Lenten meditation: Old habits

Photo by Yosmer Pirela
Photo by Yosmer Pirela

We all know what’s supposed to be good for us, for our physical health and well-being.  Eat right.  Exercise.  Get enough sleep.  For many of us,  however, the question is whether these goals are as compelling to us as the bad habits we’ve put in their place.

Last year, I purchased a Fitbit tracker to monitor my activity level.  I was horrified when the little gadget showed me in no uncertain terms just how sedentary I had become.  Rather than launch into some kind of radical fitness program that I wouldn’t sustain, I began to make small but definite changes in my habits.  Now, instead of circling around and around trying to find the parking space closest to a store, I park at the opposite end of the lot and walk.  At work, instead of taking the elevator, I take the stairs.

But old habits can be hard to break.  Sometimes, I still find myself standing with my back to the stairs, unthinkingly pushing the button to call the elevator.  Then it dawns on me: What am I doing?   I shake my head, turn around, and trudge up the stairs to my office.

In recent years, during Lent, my wife and I have made the commitment to stop eating processed sweets or foods made with white flour.  We know the risks associated with such foods, and Lent seems as good a reason as any to embrace the discipline needed to cut them out of our diet.

But they’re ubiquitous.  For example, as I write this, I am sitting in the customer lounge of our local Toyota dealership, having my car serviced.  Refreshments are provided free of charge: coffee and donuts, the very epitome of what we avoid at Lent.  And things are no different at church or in the office.  When food is set out for people to share, it’s almost all made with white flour, sugar, or both.  And how many times have I found myself robotically reaching out to take some sticky snack before jerking back my hand?

Oh, but then comes Sabbath, when all bets are off.  The day of rest means we don’t have to fast, right?  We don’t have to stick to our commitment.

I understand foregoing the fast on resurrection day.  But in a case like this, a different and curious logic can be at work: Six days shall you eat right and exercise, but on the seventh day, go right ahead and pig out to your heart’s content.

I’m not advocating, of course, that we replace freedom with legalism.  Nor am I condemning chocolate as the work of the devil — especially not with all the friends I have who consider it the food of the angels.

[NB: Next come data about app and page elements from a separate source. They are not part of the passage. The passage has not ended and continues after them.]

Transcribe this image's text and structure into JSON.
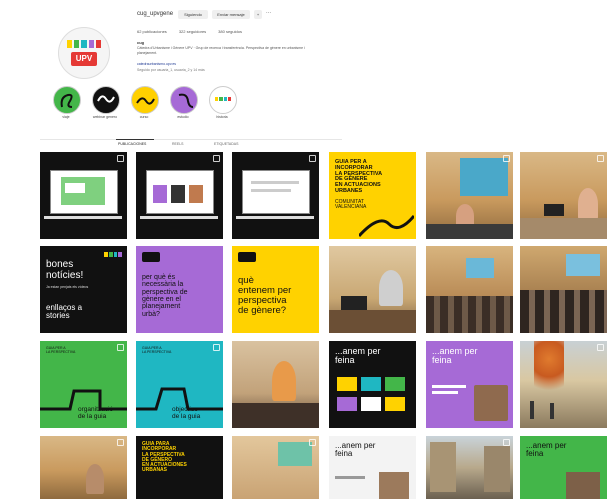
{
  "profile": {
    "username": "cug_upvgene",
    "follow_label": "Siguiendo",
    "message_label": "Enviar mensaje",
    "more_label": "···",
    "stats": [
      "62 publicaciones",
      "322 seguidores",
      "380 seguidos"
    ],
    "name": "cug",
    "bio": "Càtedra d'Urbanisme i Gènere UPV · Grup de recerca i transferència. Perspectiva de gènere en urbanisme i planejament.",
    "link": "catedraurbanismo.upv.es",
    "followed_by": "Seguido por usuaria_1, usuaria_2 y 14 más",
    "logo_text": "UPV"
  },
  "highlights": [
    {
      "label": "viaje",
      "color": "#43b649"
    },
    {
      "label": "webinar genero",
      "color": "#111111"
    },
    {
      "label": "curso",
      "color": "#ffd000"
    },
    {
      "label": "estudio",
      "color": "#a66ad6"
    },
    {
      "label": "historia",
      "color": "#ffffff"
    }
  ],
  "tabs": [
    "PUBLICACIONES",
    "REELS",
    "ETIQUETADAS"
  ],
  "grid": {
    "r2c4": [
      "GUIA PER A",
      "INCORPORAR",
      "LA PERSPECTIVA",
      "DE GÈNERE",
      "EN ACTUACIONS",
      "URBANES"
    ],
    "r2c4_sub": [
      "COMUNITAT",
      "VALENCIANA"
    ],
    "r3c1_title": [
      "bones",
      "notícies!"
    ],
    "r3c1_body": "Ja estan penjats els vídeos",
    "r3c1_cta": [
      "enllaços a",
      "stories"
    ],
    "r3c2": [
      "per què és",
      "necessària la",
      "perspectiva de",
      "gènere en el",
      "planejament",
      "urbà?"
    ],
    "r3c3": [
      "què",
      "entenem per",
      "perspectiva",
      "de gènere?"
    ],
    "r4c1_label": [
      "organització",
      "de la guia"
    ],
    "r4c2_label": [
      "objectius",
      "de la guia"
    ],
    "r4c4": [
      "...anem per",
      "feina"
    ],
    "r4c5": [
      "...anem per",
      "feina"
    ],
    "r5c2": [
      "GUIA PARA",
      "INCORPORAR",
      "LA PERSPECTIVA",
      "DE GÉNERO",
      "EN ACTUACIONES",
      "URBANAS"
    ],
    "r5c4": [
      "...anem per",
      "feina"
    ],
    "r5c6": [
      "...anem per",
      "feina"
    ]
  },
  "colors": {
    "yellow": "#ffd200",
    "green": "#43b649",
    "teal": "#1fb7c2",
    "purple": "#a66ad6",
    "black": "#111111"
  }
}
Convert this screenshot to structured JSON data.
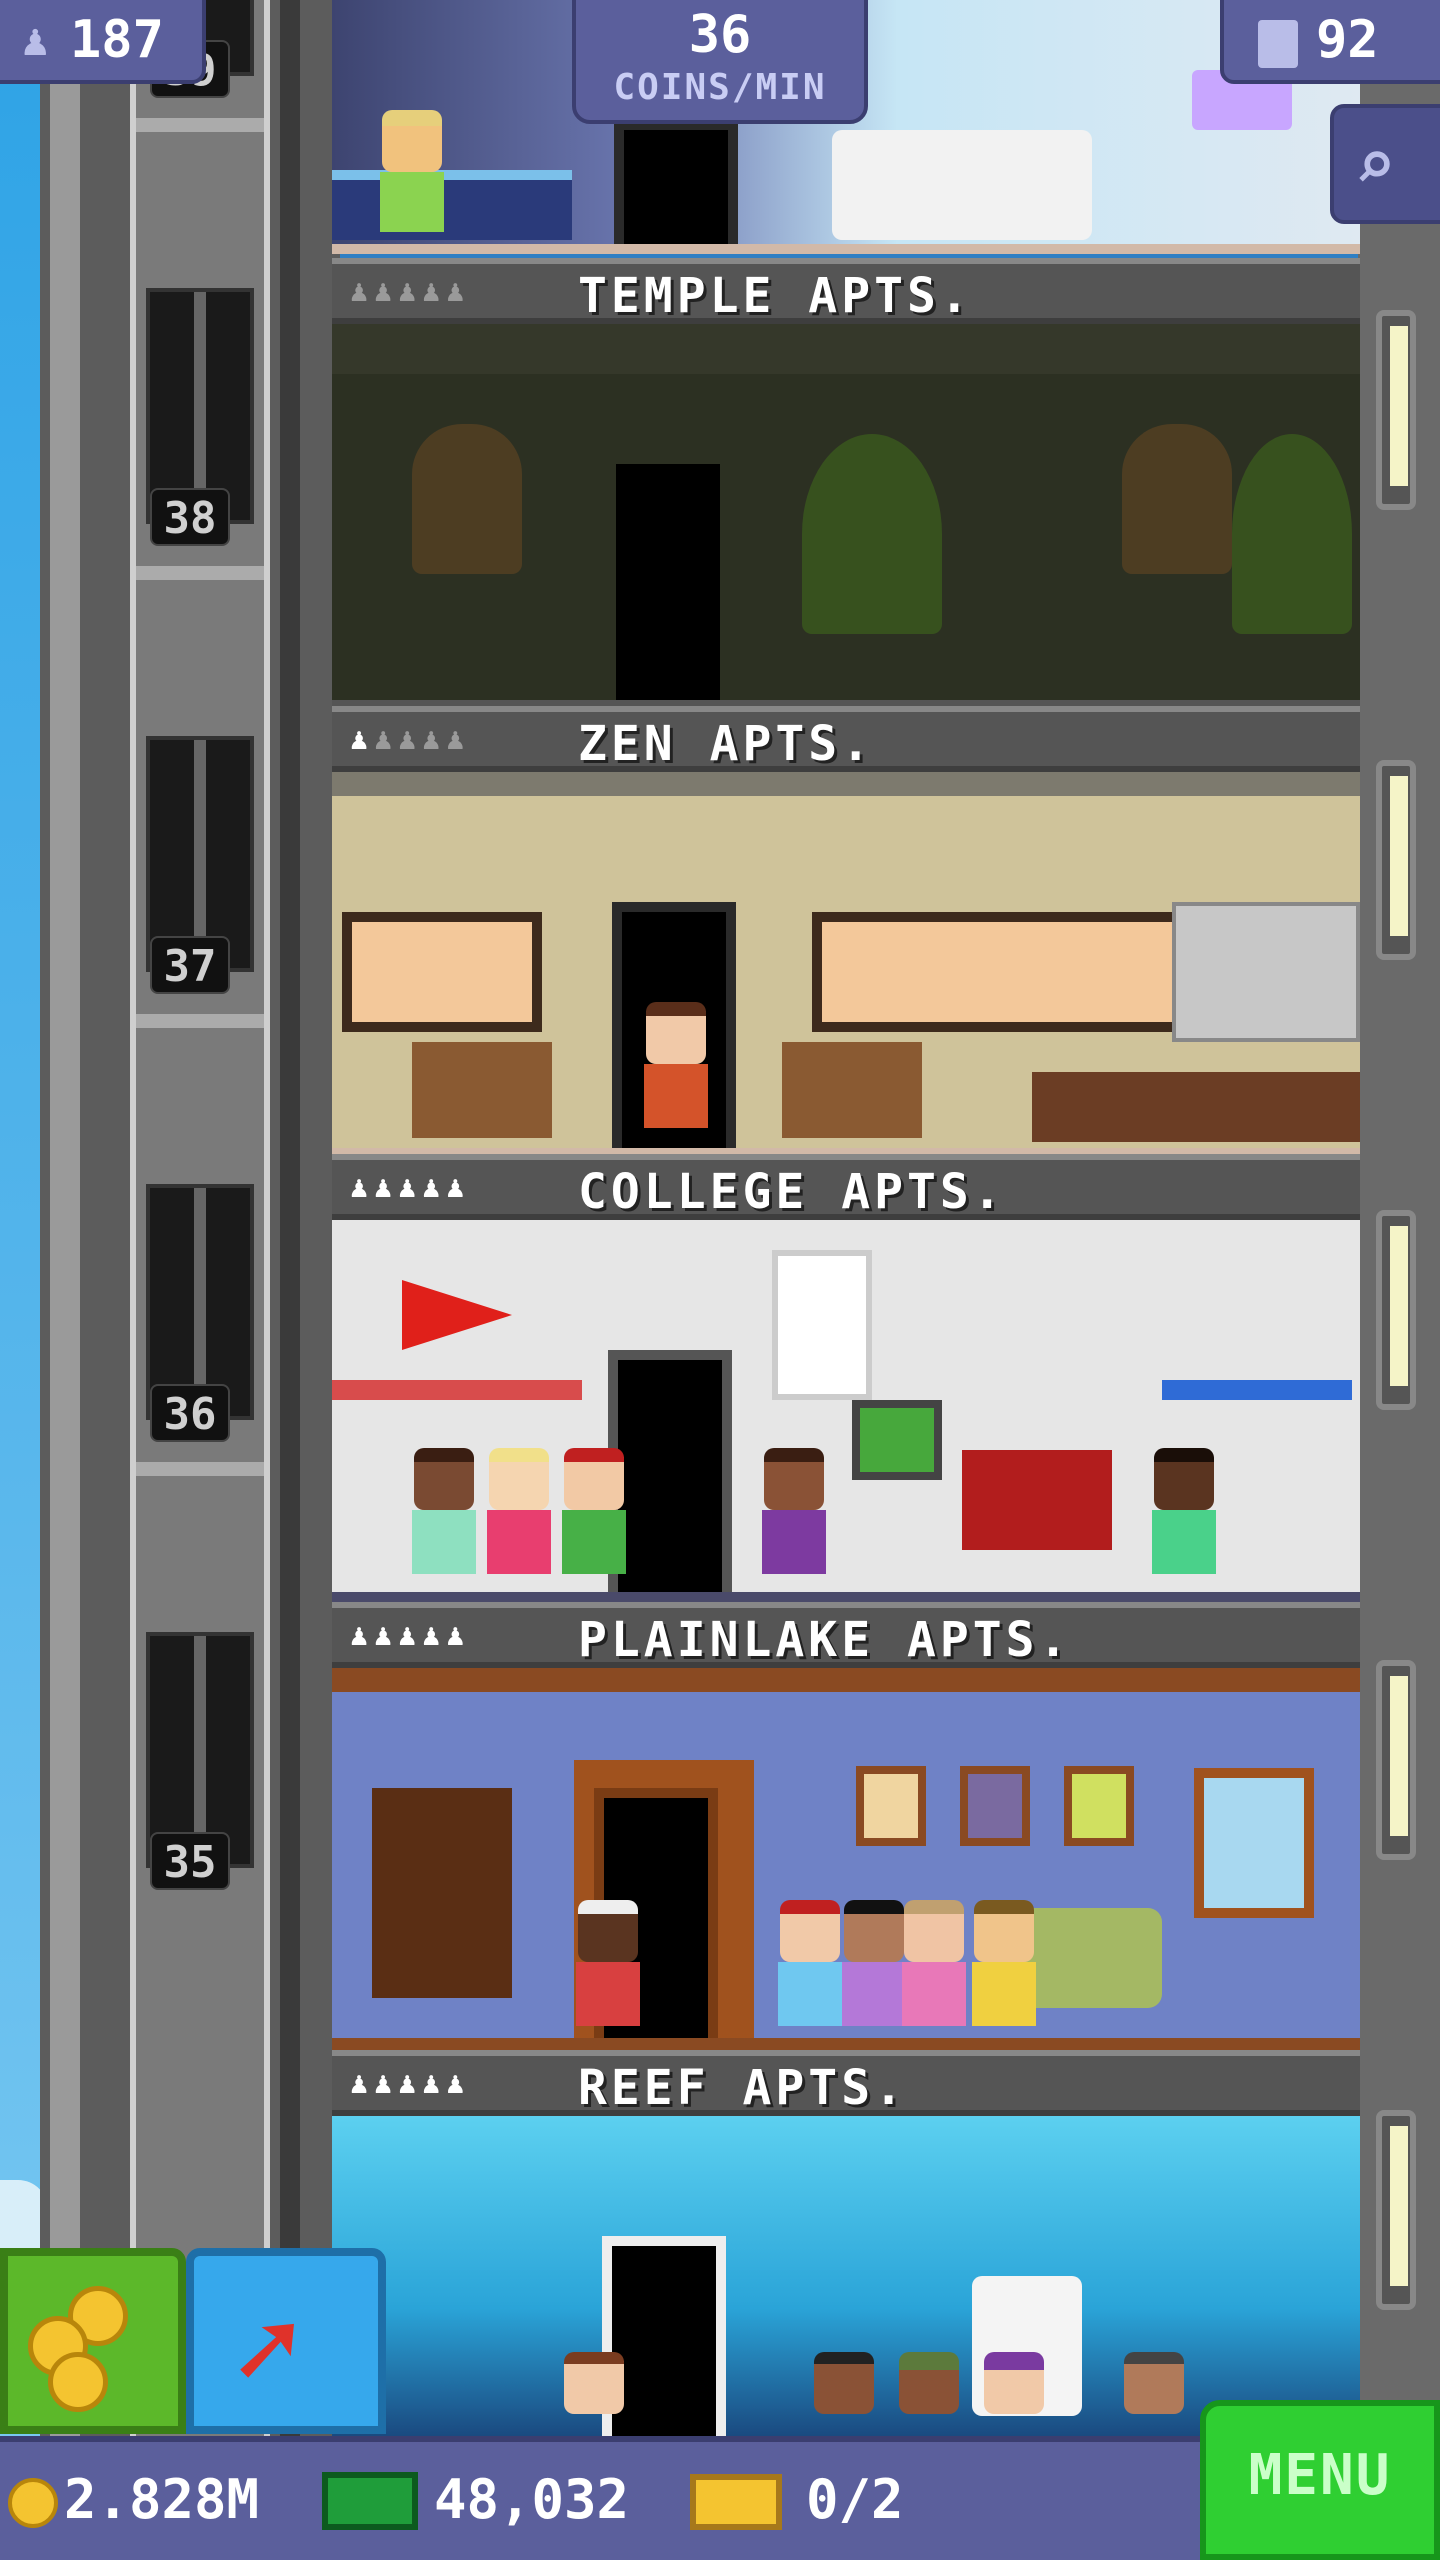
{
  "hud": {
    "population": "187",
    "coins_per_min_value": "36",
    "coins_per_min_unit": "COINS/MIN",
    "floor_count": "92",
    "icons": {
      "population": "person-icon",
      "floors": "building-icon",
      "zoom": "magnifier-icon"
    }
  },
  "elevator": {
    "floor_numbers": [
      "39",
      "38",
      "37",
      "36",
      "35"
    ]
  },
  "floors": [
    {
      "name": "TEMPLE APTS.",
      "residents": 5,
      "filled": 0,
      "theme": "temple"
    },
    {
      "name": "ZEN APTS.",
      "residents": 5,
      "filled": 1,
      "theme": "zen"
    },
    {
      "name": "COLLEGE APTS.",
      "residents": 5,
      "filled": 5,
      "theme": "college"
    },
    {
      "name": "PLAINLAKE APTS.",
      "residents": 5,
      "filled": 5,
      "theme": "plainlake"
    },
    {
      "name": "REEF APTS.",
      "residents": 5,
      "filled": 5,
      "theme": "reef"
    }
  ],
  "bottom": {
    "coins": "2.828M",
    "bux": "48,032",
    "tickets": "0/2",
    "menu_label": "MENU",
    "icons": {
      "coins": "coin-icon",
      "bux": "bux-icon",
      "tickets": "ticket-icon",
      "coins_button": "coin-stack-icon",
      "build_button": "raise-arrow-icon"
    }
  },
  "colors": {
    "hud": "#5b5f9c",
    "menu": "#2fcf32",
    "build": "#36a8ec",
    "coins_button": "#5cb82a"
  }
}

But let me speak for myself: it’s only when I fast that I begin to recognize and take stock of my taken-for-granted habits of self-indulgence.  And restraint is not an end in itself; discipline is not just a matter of telling myself what I can’t have.  The other half is cooperating with God to rework desire itself.

Without that, Sabbath becomes little more than time off for good behavior.  And that’s poor preparation for the celebration of resurrection life at Easter.